A worn, dirty garment with missing buttons is worthless to you, to the charity, and to the poor. While some charities employ and train people to reupholster furniture or repair appliances, some items are no longer useful to anyone. It’s demeaning to donate items that need dry cleaning or major repairs. Few people want used mattresses and stained pillows, outdated computer gear and other electronics, electronics in non-working condition, and any items (such as electrical goods with frayed cords or a gas appliance that leaks) that could present a danger or health hazard to the next user.
You can learn more about the value of your items by browsing consignment shops and auction sites on the Internet. Yard sale prices are a poor indicator of the value of your items as tax deductions. Here are some ballpark figures for goods, depending on their brand, age, and condition, that I found in consignment and thrift shops in central Florida and several northeastern states: books, 25 cents to $6; girls’ preteen coat, $6-$40; high chair (not antique), $5-$28; computer printer (current technology, in working condition), $200 or more; boys’ jacket, $7-$20; child’s snowsuit, $6-$18; woman’s suit, $8-$250; man’s sweater, $4-$40; vacuum cleaner (working condition), $10-$35.
Sales and trades
If you’re looking to sell off some of your old video games, CDs, and DVDs, you may want to check out two Web sites that deal in purchasing trade-ins. One is www.videogamedepot.com and the other is www.spun.com. Neither buys games or equipment outright, but items in good condition can be converted to a line of credit that you can spend on other used games, music, or movies from the same company. These services do require postage and time, so you may want to look for a local dealer who accepts trades.
To help find a new home for your library of books, check into a used bookstore. One such store in our city offers one paperback for each two that are brought in.
New college textbooks cost a fortune, which means there’s a good market for used texts as long as they are in good condition and still in use. Students can buy or sell used textbooks at www.bigwords.com, www.classbook.com, www.bookswap.com, and www.pdxbooks.com. It’s usually necessary to provide the book’s ISBN number (found on the back cover), so be prepared before you go online. Online auctions, especially eBay, are the best places to sell almost any specialty item, including rare or offbeat books that would not sell at a yard sale or through the classifieds.
Books for travelers

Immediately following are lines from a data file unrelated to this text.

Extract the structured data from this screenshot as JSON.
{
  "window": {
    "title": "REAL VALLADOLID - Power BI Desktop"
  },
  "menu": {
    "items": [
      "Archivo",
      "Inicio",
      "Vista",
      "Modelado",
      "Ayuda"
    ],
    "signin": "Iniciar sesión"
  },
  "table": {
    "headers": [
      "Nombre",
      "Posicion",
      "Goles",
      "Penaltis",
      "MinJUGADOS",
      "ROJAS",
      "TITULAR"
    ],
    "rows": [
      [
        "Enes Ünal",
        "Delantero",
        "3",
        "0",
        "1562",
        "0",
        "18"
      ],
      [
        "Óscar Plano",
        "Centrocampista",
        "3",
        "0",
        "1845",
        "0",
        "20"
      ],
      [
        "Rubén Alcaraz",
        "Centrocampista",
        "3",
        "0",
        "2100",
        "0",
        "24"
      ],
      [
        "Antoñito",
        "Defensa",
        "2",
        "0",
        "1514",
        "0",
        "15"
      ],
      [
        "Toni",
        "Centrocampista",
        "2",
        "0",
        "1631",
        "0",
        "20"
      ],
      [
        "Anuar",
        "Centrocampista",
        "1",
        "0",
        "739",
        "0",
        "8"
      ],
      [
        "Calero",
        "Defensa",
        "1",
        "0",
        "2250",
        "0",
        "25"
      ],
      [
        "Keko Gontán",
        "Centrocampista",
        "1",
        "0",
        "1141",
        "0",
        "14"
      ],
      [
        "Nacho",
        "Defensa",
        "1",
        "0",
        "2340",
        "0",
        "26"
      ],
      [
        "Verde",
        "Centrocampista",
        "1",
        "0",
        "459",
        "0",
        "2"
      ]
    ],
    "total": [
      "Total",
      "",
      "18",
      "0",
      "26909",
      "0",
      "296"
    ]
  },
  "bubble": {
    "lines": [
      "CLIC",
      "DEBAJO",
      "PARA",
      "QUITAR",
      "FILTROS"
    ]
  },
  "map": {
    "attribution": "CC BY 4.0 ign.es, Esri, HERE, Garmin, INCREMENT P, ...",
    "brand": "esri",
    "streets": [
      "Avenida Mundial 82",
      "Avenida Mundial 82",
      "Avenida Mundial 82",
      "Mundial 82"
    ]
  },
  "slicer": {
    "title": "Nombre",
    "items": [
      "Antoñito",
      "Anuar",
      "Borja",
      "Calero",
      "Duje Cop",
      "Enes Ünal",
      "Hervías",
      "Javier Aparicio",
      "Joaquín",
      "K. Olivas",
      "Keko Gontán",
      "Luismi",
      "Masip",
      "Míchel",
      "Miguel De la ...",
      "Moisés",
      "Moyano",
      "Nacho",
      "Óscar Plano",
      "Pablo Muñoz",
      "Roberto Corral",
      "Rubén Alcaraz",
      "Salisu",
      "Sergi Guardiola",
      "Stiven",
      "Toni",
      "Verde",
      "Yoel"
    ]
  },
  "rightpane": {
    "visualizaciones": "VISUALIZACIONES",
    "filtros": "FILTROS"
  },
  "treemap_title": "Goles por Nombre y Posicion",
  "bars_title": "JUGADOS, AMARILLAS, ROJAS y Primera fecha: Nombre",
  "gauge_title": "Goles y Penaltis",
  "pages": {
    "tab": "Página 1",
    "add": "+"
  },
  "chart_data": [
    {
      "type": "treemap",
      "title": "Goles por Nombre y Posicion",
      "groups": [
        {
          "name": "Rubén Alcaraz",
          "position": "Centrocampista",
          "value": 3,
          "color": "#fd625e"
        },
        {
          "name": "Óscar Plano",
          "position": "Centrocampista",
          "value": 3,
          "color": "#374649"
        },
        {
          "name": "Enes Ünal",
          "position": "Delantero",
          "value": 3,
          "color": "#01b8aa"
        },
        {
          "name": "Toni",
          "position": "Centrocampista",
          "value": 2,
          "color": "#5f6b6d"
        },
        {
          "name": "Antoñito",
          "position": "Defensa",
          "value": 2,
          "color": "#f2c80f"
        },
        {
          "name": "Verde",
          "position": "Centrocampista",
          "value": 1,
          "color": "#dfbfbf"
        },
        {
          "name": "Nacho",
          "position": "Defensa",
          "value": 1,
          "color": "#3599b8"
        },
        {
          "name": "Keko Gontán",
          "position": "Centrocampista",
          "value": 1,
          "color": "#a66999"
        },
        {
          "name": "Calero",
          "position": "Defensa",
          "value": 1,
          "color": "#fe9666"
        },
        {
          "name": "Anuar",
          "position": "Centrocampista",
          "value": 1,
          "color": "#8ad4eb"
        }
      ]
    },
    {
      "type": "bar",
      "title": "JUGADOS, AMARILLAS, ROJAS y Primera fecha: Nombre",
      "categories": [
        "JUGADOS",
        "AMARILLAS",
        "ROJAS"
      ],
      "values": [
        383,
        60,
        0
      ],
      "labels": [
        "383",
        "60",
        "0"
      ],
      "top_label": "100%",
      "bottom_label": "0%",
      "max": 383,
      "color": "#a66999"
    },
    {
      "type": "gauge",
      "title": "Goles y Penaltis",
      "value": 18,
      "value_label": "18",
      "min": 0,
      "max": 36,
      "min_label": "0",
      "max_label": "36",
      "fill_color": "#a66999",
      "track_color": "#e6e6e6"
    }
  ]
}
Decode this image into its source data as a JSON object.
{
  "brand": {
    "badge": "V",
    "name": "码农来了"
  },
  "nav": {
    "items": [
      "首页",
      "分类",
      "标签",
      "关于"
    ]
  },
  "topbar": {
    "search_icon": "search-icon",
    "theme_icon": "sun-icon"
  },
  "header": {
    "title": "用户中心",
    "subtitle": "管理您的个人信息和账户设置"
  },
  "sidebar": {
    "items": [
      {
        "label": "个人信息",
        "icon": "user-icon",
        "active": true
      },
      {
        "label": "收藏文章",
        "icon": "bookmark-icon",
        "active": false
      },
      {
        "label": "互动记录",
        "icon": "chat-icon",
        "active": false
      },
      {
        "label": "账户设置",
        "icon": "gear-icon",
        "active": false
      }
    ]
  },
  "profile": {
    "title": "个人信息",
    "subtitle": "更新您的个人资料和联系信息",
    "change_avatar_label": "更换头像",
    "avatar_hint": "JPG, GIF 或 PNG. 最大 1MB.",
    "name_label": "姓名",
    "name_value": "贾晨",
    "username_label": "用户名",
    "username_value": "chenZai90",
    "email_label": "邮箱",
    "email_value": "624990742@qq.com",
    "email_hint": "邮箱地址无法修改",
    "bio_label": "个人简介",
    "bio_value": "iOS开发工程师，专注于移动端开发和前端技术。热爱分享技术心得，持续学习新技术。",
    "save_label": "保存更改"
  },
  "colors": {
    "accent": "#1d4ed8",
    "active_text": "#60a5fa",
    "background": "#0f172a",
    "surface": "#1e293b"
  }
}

If you look for the familiar KFC sign when your stomach starts to growl while on the road, you’ll enjoy Robert Darden’s book about Pete Harman, Secret Recipe ($24.95, Tapestry Press). He was Colonel Harland Sanders’ first “” and largest “” Kentucky Fried Chicken franchisee and the “man behind the bucket.” The book is filled with nostalgia and homespun advice.
Many full-timers choose Florida as a home base because it’s one of a handful of states that have no state, city, or county income taxes. But depending on where you live, you may be required to pay other taxes. Florida Almanac 2002-2003 ($23 hardcover, $15.95 paperback, Pelican Publishing Company) by Del and Martha Marth tells you practically everything you need to know about living in the Sunshine State. It is not a travel guidebook, but a reference book.
If you love traveling through the mountains, check The Rough Guide To The Rocky Mountains ($22.95, Rough Guides) a new 648-page book that covers Colorado, Idaho, Montana, northern Utah, and Wyoming. Learn about the history, culture, wildlife, hiking trails, whitewater rafting, and bicycle trails of the Continental Divide. Rough Guides books tell it like it is, with plenty of information for the motor coach traveler as well as for non-RVers who stay in hotels.